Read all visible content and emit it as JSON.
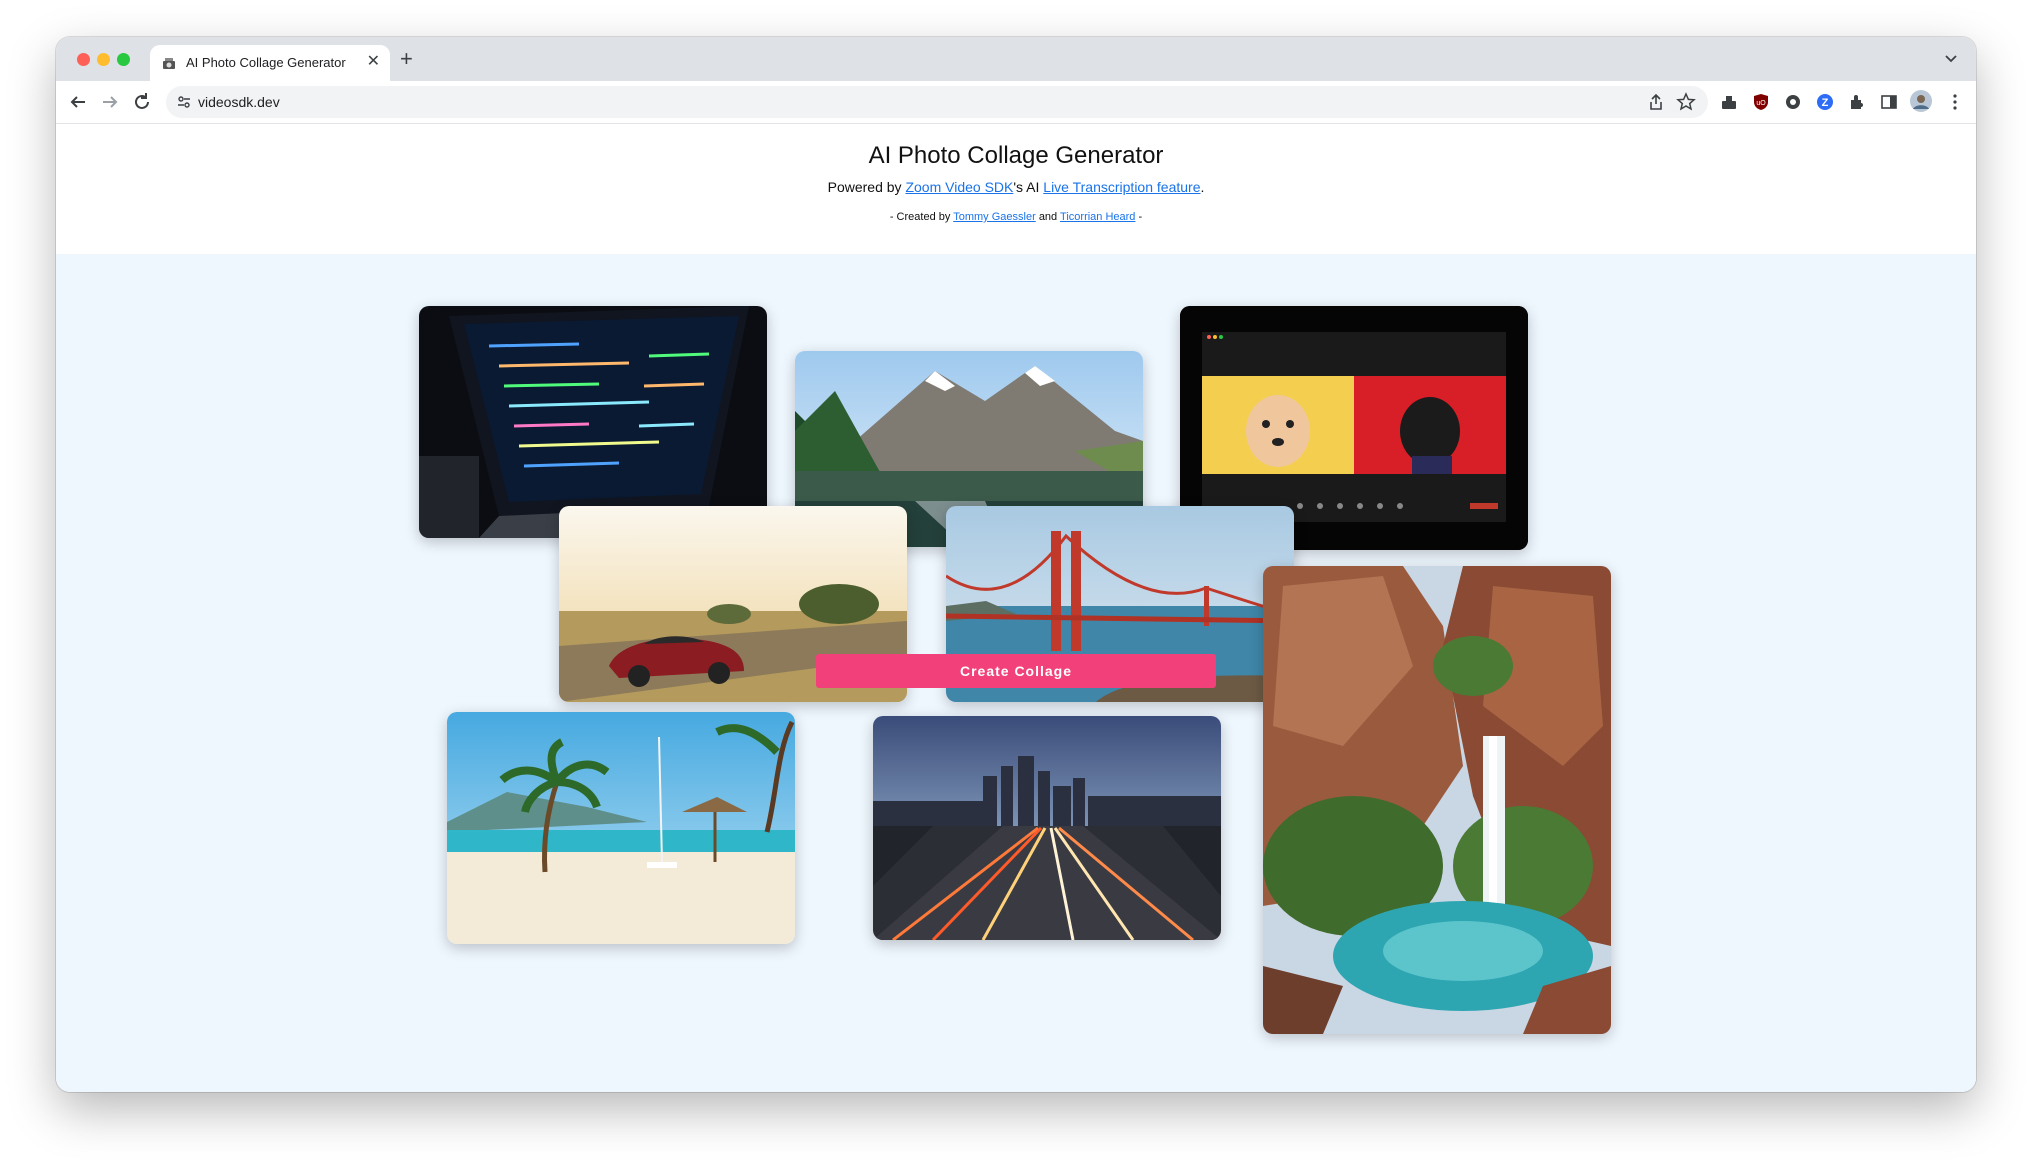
{
  "browser": {
    "tab_title": "AI Photo Collage Generator",
    "tab_close_glyph": "✕",
    "new_tab_glyph": "+",
    "url": "videosdk.dev"
  },
  "header": {
    "title": "AI Photo Collage Generator",
    "powered_by": "Powered by",
    "zoom_link": "Zoom Video SDK",
    "s_ai": "'s AI",
    "transcription_link": "Live Transcription feature",
    "period": ".",
    "created_prefix": "- Created by",
    "author1": "Tommy Gaessler",
    "and": "and",
    "author2": "Ticorrian Heard",
    "created_suffix": "-"
  },
  "collage": {
    "create_button": "Create Collage",
    "photos": [
      "laptop-code",
      "mountain-lake",
      "video-call",
      "tesla-car",
      "golden-gate",
      "waterfall-canyon",
      "beach-palms",
      "city-highway"
    ]
  },
  "colors": {
    "accent": "#f2407a",
    "link": "#1a73e8",
    "collage_bg": "#eef6fe"
  }
}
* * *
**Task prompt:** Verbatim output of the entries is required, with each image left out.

**The answer:**
Read all visible content and emit it as JSON.
{
  "browser": {
    "tab_title": "AI Photo Collage Generator",
    "tab_close_glyph": "✕",
    "new_tab_glyph": "+",
    "url": "videosdk.dev"
  },
  "header": {
    "title": "AI Photo Collage Generator",
    "powered_by": "Powered by",
    "zoom_link": "Zoom Video SDK",
    "s_ai": "'s AI",
    "transcription_link": "Live Transcription feature",
    "period": ".",
    "created_prefix": "- Created by",
    "author1": "Tommy Gaessler",
    "and": "and",
    "author2": "Ticorrian Heard",
    "created_suffix": "-"
  },
  "collage": {
    "create_button": "Create Collage",
    "photos": [
      "laptop-code",
      "mountain-lake",
      "video-call",
      "tesla-car",
      "golden-gate",
      "waterfall-canyon",
      "beach-palms",
      "city-highway"
    ]
  },
  "colors": {
    "accent": "#f2407a",
    "link": "#1a73e8",
    "collage_bg": "#eef6fe"
  }
}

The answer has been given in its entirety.